The issue with LED bulbs is when they are used in a housing that was either not designed for an LED light source, or a housing that was poorly designed. LEDs in automotive applications don't glare because they are LEDs, they glare because they are installed in a housing designed for a bulb. The right LED design, in a housing that is well-designed for that specific LED light source will provide an excellent light pattern without glare.
If I get a couple of LEDs and put them in in a housing designed for a halogen bulb, they won't work well (meaning I might have a worse light patterned will glare).
Think of it this way. If I put diesel fuel in a car that is designed to run on gasoline, it won't work well either.
If you want to find the best option for your vehicle's lighting go to Daniel Stern Lighting on line. I have no affiliation with him, other than I am a satisfied customer for many years.

The LED light deal has driven me crazy. 

So many forums are filled with how to upgrade lights and so many people really have little clue what to do or how much so many of these bulbs vary in quality. This is not like upgrading from a sealed beam to Halogens. 

The quality of LED is all over and most are crap. Lower tech and no ability to index really compromise their ability. Most housings are not designed for them either. 

Yes you may get a brighter white but not much more vision than you really had. It also can mess with other drivers in negative way. 

as for trucks and wranglers lifts and leveling kits are the cause of blinding. They lift but do not adjust the lights. 

These new lights will work fine and may help on coming drivers more than the car they are on. The main trouble is they will take a $1400 light and make it $4100 to replace. Yet they can’t make a lens that will not pit, fog or seal out water. 

LED envy has taken root since the first Audi appeared with them. People upgraded like they did when the third brake lights appeared or fake cell phone antennas on car. 

Most lights today are fine and light all you are going to see. It is not like the old seal beam 6 volt days even on a Halogen lights most work fine. 

What cars lack in lighting often are due to the housing design itself. 

If you find a need to upgrade make sure to read up before you spend the money. To do it right is not cheap and there are things you need to know before you start changing bulbs. 

There are so many cheap kits from China that just are not worth the money. 

And if you have a truck or Jeep please get the lights aligned as the life you save may be your own.  


New Driver
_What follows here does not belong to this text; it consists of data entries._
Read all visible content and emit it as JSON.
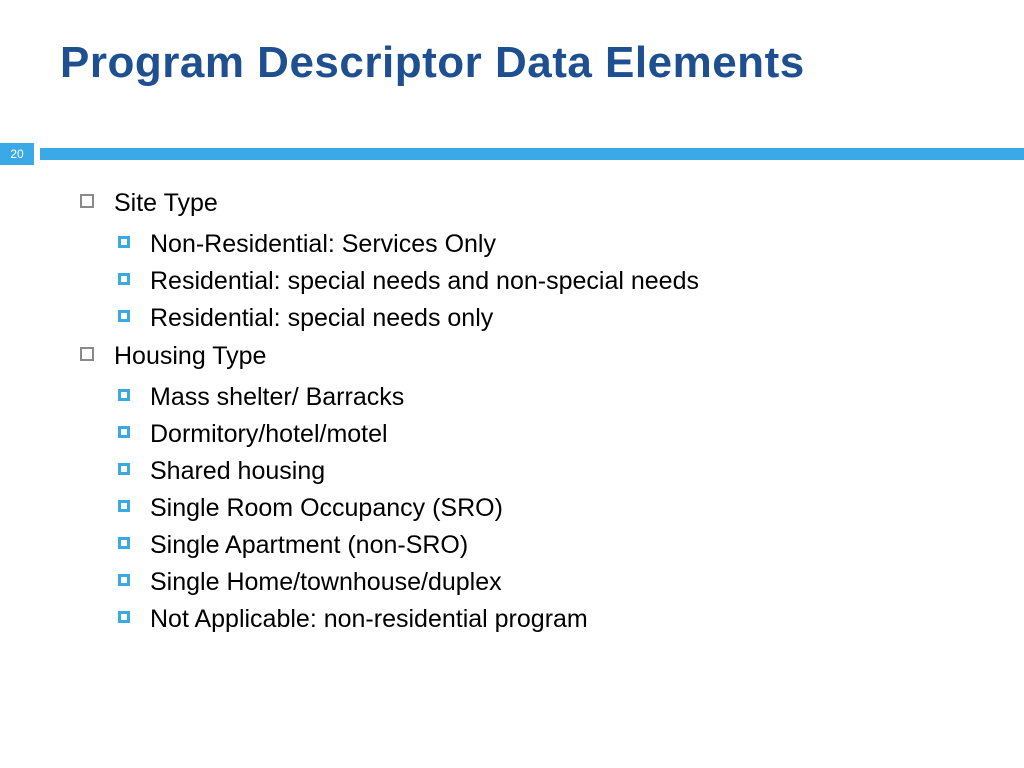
{
  "title": "Program Descriptor Data Elements",
  "page_number": "20",
  "sections": [
    {
      "heading": "Site Type",
      "items": [
        "Non-Residential: Services Only",
        "Residential: special needs and non-special needs",
        "Residential: special needs only"
      ]
    },
    {
      "heading": "Housing Type",
      "items": [
        "Mass shelter/ Barracks",
        "Dormitory/hotel/motel",
        "Shared housing",
        "Single Room Occupancy (SRO)",
        "Single Apartment (non-SRO)",
        "Single Home/townhouse/duplex",
        "Not Applicable: non-residential program"
      ]
    }
  ]
}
I'm pretty sure I had a 2021 E450 with the exterior lighting package that had this adaptive LED feature described.  Best headlights ever.  Meanwhile I agree with the rest of the comments here, that most aftermarket LED bulbs should be banned if not used in an appropriate housing.  Meanwhile I'm leaning toward an aftermarket LED headlight upgrade for a 1967 MB 250S that has original sealed beam headlights that are not even as powerful as a modern flashlight.  
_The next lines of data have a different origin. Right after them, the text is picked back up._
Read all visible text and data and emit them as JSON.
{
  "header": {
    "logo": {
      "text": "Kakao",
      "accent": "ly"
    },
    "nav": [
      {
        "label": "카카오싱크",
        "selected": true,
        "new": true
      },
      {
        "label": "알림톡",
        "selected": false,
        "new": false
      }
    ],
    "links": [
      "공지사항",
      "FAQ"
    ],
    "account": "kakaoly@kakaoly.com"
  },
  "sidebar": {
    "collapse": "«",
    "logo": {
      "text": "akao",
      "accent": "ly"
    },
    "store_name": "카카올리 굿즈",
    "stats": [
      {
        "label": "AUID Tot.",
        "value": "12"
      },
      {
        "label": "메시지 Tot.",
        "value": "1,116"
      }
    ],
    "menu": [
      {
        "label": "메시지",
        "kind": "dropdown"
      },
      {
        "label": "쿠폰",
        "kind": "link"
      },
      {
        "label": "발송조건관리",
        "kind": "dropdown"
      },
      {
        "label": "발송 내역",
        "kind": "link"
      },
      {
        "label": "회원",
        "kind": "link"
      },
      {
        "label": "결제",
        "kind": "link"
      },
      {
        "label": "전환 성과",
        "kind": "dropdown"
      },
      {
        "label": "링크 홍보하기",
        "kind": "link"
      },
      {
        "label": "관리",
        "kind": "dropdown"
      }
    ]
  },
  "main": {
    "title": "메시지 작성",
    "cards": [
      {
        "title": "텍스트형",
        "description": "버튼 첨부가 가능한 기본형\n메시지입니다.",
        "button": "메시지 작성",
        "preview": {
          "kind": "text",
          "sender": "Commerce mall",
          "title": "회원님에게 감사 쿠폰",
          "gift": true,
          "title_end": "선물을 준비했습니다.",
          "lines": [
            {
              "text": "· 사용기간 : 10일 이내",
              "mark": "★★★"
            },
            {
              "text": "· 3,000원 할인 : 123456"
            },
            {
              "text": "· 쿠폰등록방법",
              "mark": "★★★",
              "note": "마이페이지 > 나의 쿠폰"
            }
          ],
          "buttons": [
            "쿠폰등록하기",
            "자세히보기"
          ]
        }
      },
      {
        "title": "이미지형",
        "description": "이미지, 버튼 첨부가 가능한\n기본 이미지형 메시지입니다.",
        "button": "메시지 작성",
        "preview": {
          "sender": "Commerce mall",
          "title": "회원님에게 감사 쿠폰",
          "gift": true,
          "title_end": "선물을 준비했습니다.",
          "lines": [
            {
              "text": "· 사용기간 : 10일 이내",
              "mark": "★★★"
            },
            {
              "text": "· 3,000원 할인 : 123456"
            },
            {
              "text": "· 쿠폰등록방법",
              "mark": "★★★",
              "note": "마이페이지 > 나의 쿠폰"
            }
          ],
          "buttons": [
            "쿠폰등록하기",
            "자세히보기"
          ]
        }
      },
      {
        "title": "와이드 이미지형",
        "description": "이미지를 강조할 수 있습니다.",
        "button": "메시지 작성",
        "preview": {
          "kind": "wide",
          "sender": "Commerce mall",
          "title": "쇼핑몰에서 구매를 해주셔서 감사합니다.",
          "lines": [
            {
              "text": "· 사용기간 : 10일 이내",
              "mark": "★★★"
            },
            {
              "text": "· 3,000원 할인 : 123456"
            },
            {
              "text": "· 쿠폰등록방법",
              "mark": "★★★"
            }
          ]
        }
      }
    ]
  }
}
I believe that projector lens light housing is suitable for LED bulbs.  If anyone has any advice, I'd love to hear it.